C The First World War (1914-1918)
America’s attempts at neutrality became irrelevant as the efforts of American manufacturers to capture world markets drew the United States into the affairs of other nations. U.S. economic interests were particularly strong in Latin America and the Caribbean, exemplified by Bethlehem Steel’s purchase of Chile’s Tofo Iron Mines in 1911, and the completion of the Panama Canal in 1914. The policies of interventionist presidents like Roosevelt and Taft contrasted with those of Woodrow Wilson. But Wilson was not blind to international realities and the need of U.S. industries for open markets. American economic ties were behind U.S. intervention in the Mexican Revolution of 1911 and the landing of U.S. Marines in Honduras, Cuba, and Nicaragua the same year. They were also what ultimately drew the United States into the First World War.
The war created tensions among a nation of immigrants, who in 1911 constituted a quarter of the U.S. population in every area of the country except the south. But the war also spelled opportunities for American bankers and businessmen. In addition, the commitment of millions of men called into service opened the doors to jobs for women and African Americans. Four hundred thousand blacks left the south for jobs in the north, beginning the “Great Migration” that was to affect not only African American life but American culture as a whole. In a move that would also have profound economic repercussions, close to a million American women joined the labor force for the first time. The government became an increasing presence in the lives of Americans, most notably in matters related to economic policy, production decisions, and labor disputes. Government-fostered xenophobia, backed by the Espionage and Sedition Acts of 1917 and 1918, resulted in the abusive treatment of German Americans and of anarchists, communists, and socialists, particularly following the Bolshevik Revolution in Russia in November 1917.

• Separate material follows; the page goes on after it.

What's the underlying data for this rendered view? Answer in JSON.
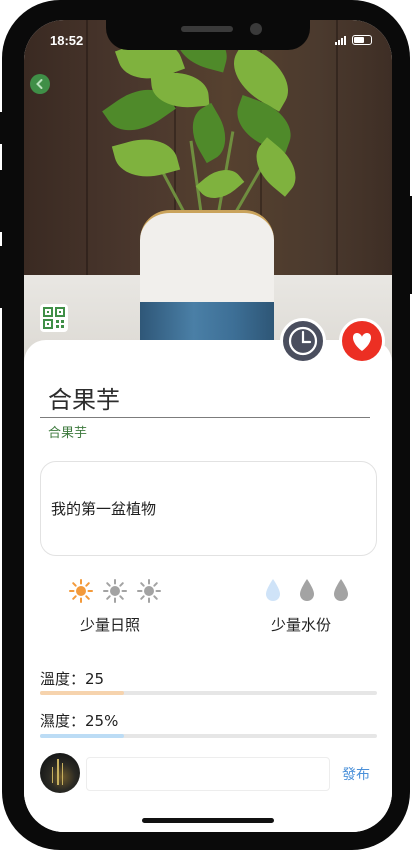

The conclusion of the war brought not the long hoped for serenity but widespread disorder. President Wilson’s design for the League of Nations foundered. Workers and employers were at loggerheads. The Red Scare resulted in the deportation of alien radicals and the expulsion of radical labor organizers from the New York State legislature. Conflicts between returning African American soldiers and other migrant southern workers, and their white counterparts in the North, led to race riots in several major northern cities.